This post was inspired by Mark Schaefer’s post, A simple strategy to increase your influence on Twitter
There’s too much boasting among social media marketers. We like to believe we’ve redefined marketing and social media will disrupt every marketing and advertising tactic ever developed…EVER! This attitude reminds me of the creative arts. My heart will always be with writing. As a writer, great stories seem to come from a magical place in our heads and don’t fit any “model.” But every great story that’s been analyzed has been found to follow principles and triggers which ignite a particular reaction in the reader’s mind, and those principles are followed intentionally by some and accidentally by others. Either way, they’re evident in every great story.
Writers, however, have a tendency to believe that their stories reinvent the wheel. But if they pick up one of the volumes that exist on dramaturgy, they would realize that their brilliant solutions to storytelling problems were discovered long before they were born.
Social media marketers also believe they’ve reinvented the wheel. They disregard proven principals, and, frankly, disrespect the old school (and this is coming from a “totally digital” 23-year-old).
I think there’s a lot to learn from the old school way of marketing and advertising. No greater example sticks out to me than when the agency I was working for folded last year and, while searching for employment, I stooped to the level of selling office supplies to small businesses door-to-door.
In door-to-door, you do everything that’s considered ineffective by social media evangelists. It’s cold, impersonal (in that you don’t know the prospect), and heavily sales focused. The tactics seem counter-productive.
So at first, I didn’t follow the system. I didn’t listen to the principles. And I loosely followed the tactics. After a while, I found that even though prospects loved me, they didn’t buy from me. I was really friendly, and I could chat about just about anything with customers.
But I couldn’t close.
When I finally married the sales techniques with the relationship building skills I had mastered, I started selling like a monster. Then I quit. I still hated the “walking door-to-door” aspect of it and dreaded what that would be like during NY winters.

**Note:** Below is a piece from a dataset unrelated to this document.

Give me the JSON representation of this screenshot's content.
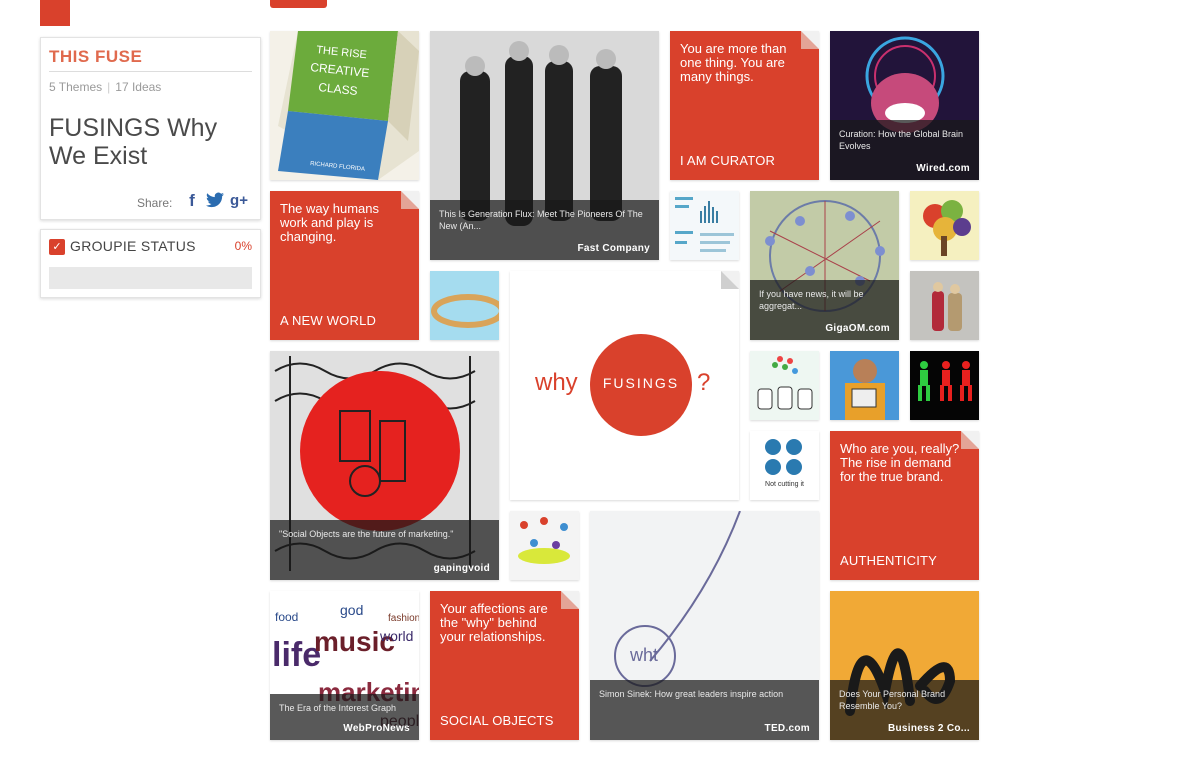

But I learned valuable lessons that are lit ablaze by my social media peeps. I like the industry. I like the theories. I like the people. I dislike the rose-colored glasses. I dislike the echo chamber.

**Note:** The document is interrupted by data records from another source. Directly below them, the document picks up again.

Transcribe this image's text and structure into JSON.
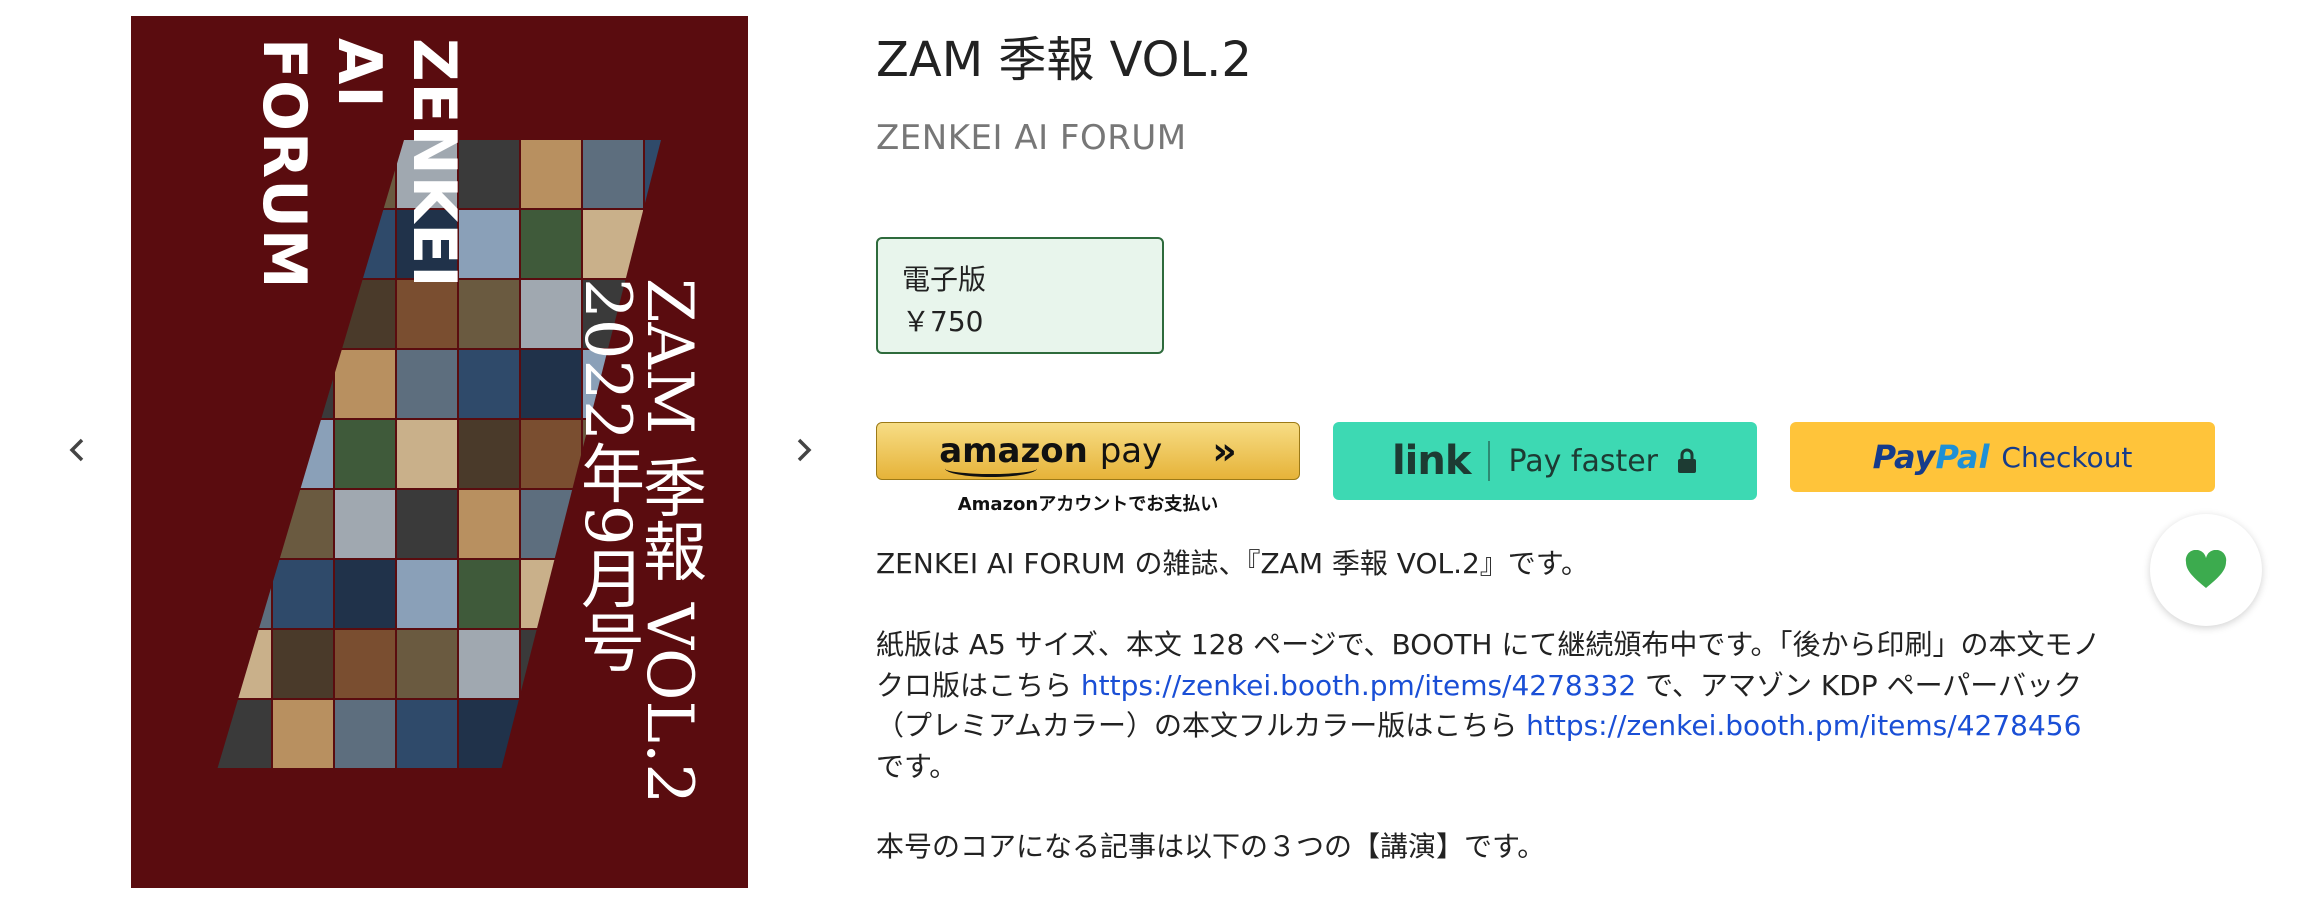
{
  "product": {
    "title": "ZAM 季報 VOL.2",
    "author": "ZENKEI AI FORUM"
  },
  "cover": {
    "brand_text": "ZENKEI\nAI\nFORUM",
    "title_text": "ZAM 季報 VOL.2\n2022年9月号",
    "background_color": "#5a0c0f"
  },
  "variant": {
    "name": "電子版",
    "price": "￥750"
  },
  "payments": {
    "amazon": {
      "logo": "amazon",
      "pay": "pay",
      "chevrons": "»",
      "sub": "Amazonアカウントでお支払い"
    },
    "link": {
      "logo": "link",
      "label": "Pay faster"
    },
    "paypal": {
      "logo_a": "Pay",
      "logo_b": "Pal",
      "label": "Checkout"
    }
  },
  "description": {
    "p1": "ZENKEI AI FORUM の雑誌、『ZAM 季報 VOL.2』です。",
    "p2_a": "紙版は A5 サイズ、本文 128 ページで、BOOTH にて継続頒布中です。「後から印刷」の本文モノクロ版はこちら ",
    "p2_link1": "https://zenkei.booth.pm/items/4278332",
    "p2_b": " で、アマゾン KDP ペーパーバック（プレミアムカラー）の本文フルカラー版はこちら ",
    "p2_link2": "https://zenkei.booth.pm/items/4278456",
    "p2_c": " です。",
    "p3": "本号のコアになる記事は以下の３つの【講演】です。"
  },
  "icons": {
    "prev": "chevron-left-icon",
    "next": "chevron-right-icon",
    "favorite": "heart-icon",
    "lock": "lock-icon"
  },
  "colors": {
    "accent_green": "#2e6b3c",
    "variant_bg": "#e8f5ec",
    "link_blue": "#1a4fd6",
    "heart": "#3cab4e"
  }
}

And lately I’ve been feeling that some of my thoughts may brand me as an outcast, like in this Ogilvy quote:
“I run the risk of being denounced by the idiots who hold that any advertising technique which has been in use for more than two years is ipso facto obsolete.”
Does that mean there are no worthwhile thoughts and tactics being used by social media marketers now? No, but it does mean that a lot of the tactics used to create relationships, build trust, and ultimately drive sales through social media have already been discovered, mastered, and improved upon by door-to-door sales dudes long before we started commenting on the practice of marketing.
If you’re a social media marketer feeling a bit “icky” about hearing these thoughts from another social media marketer, please remember that I’m not telling you to be a huckster. That’s a misconception about door-to-door salespeople. The most successful door-to-door salespeople build relationships and do pretty much everything we advocate. The difference is that they also use persuasion techniques to help drive the prospect toward a desired action, and those techniques hold valuable lessons worth considering in order to get the most out of the relationships we’ve built.
In the end, I do believe that for the most part we do what salespeople do. The biggest difference is we do it all over a computer rather than while standing in a prospect’s living room or office.